Some Maritimers are taking the zero waste challenge by cutting all trash from their lives for a month or year.

Waste practitioner Kate Pepler has taken the challenge in Halifax, she says her most difficult challenge was coffee cups.

“I love coffee and if I had forgotten my mug, my reusable travel mug, I still would get a coffee to go…so that was a commitment I made to myself to hold myself accountable to not use coffee cups.”

Now, Pepler says she only gets a coffee if she has a reusable mug or time to sit in a café with a real mug.

She says reducing waste has become second nature to her, but making the changes took time and effort.

“If you asked me two or three years ago if I’d be living a zero waste lifestyle, I would have said no way… it didn't seem like something that was attainable for me.”

Pepler says once she became aware of the amount of plastic and waste Canadians produce regularly, it was impossible for her to ignore.

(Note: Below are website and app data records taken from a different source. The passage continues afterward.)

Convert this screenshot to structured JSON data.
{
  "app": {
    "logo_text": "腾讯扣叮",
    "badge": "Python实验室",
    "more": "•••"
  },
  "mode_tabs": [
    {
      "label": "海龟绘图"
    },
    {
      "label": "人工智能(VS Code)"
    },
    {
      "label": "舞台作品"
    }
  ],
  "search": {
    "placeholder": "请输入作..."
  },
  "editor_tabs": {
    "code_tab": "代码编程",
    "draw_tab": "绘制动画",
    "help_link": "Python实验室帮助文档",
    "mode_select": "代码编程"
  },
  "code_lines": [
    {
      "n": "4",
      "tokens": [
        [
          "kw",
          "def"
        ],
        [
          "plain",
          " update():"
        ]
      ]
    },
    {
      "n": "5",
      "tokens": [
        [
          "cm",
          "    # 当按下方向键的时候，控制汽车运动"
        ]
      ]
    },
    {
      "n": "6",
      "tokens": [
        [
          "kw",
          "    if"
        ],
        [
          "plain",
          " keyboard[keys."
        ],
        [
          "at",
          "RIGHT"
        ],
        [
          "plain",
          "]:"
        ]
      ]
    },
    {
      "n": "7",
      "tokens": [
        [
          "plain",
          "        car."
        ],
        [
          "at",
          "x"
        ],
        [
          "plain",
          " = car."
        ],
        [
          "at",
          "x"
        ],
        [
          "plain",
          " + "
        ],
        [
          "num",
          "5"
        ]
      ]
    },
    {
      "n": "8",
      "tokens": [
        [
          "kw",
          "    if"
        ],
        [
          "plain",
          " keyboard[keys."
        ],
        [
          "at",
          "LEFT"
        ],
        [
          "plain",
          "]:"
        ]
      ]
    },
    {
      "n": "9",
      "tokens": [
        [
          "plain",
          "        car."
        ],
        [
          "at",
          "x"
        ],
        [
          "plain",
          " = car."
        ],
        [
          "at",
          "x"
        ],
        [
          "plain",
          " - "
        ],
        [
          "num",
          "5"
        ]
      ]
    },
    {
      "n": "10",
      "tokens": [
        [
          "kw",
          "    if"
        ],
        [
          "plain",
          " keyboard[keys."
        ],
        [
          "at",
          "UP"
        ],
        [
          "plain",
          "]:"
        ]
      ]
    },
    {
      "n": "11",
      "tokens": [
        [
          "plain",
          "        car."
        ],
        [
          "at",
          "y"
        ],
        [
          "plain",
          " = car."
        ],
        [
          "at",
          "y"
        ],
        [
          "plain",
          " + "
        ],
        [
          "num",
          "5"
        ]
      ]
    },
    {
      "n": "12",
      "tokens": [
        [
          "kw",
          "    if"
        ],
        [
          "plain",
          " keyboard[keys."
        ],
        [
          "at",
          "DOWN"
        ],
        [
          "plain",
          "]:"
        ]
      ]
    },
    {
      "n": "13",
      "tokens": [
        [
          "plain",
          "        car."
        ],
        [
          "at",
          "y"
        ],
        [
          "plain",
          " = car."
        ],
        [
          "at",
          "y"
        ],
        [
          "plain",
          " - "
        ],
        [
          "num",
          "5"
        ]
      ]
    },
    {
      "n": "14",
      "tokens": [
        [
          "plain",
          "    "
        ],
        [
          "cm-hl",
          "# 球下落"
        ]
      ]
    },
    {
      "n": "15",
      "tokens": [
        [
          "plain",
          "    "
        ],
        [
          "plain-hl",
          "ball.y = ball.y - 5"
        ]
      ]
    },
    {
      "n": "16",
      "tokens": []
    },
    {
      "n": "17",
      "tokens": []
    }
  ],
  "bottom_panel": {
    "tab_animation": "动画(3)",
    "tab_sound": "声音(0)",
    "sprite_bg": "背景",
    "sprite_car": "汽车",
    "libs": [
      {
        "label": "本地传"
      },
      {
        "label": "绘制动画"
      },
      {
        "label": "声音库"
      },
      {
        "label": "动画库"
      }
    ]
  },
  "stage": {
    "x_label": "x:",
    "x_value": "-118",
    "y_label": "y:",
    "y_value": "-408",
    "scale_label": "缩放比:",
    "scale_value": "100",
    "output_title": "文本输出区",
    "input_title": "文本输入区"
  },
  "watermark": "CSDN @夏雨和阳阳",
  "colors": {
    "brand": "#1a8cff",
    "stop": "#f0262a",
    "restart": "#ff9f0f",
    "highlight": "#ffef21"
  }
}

“Once you start seeing all the plastic everywhere, like in a grocery store people grab those plastic film bags to put bananas in, lettuce is wrapped in plastic, celery, carrots, everything.”

Pepler is opening a zero waste store in Halifax in the fall. The store will sell bulk foods and reusable gadgets.

Communications specialist Anna Weinstein says the Clean Foundation is setting their earth day goals. Rather than go zero waste all at once, they are committing to small steps, like cutting out plastic bags or taking public transit.

Weinstein says it might sound small, but when a group says bands together to make these changes, retailers notice.

“Bringing attention to an issue so that bigger more systemic changes can be made at the level of manufacturer, regulations, that kind of stuff so picking one or two things that you feel like you can stick to for a long time is really how you can make a big impact,” Weinstein says.

Some retailers are jumping on board as well. Across Canada, Bulk Barn stores have moved away from single use plastic bags and they’re are allowing customers to bring reusable containers.

With files from CTV Atlantic’s Emily Baron Cadloff.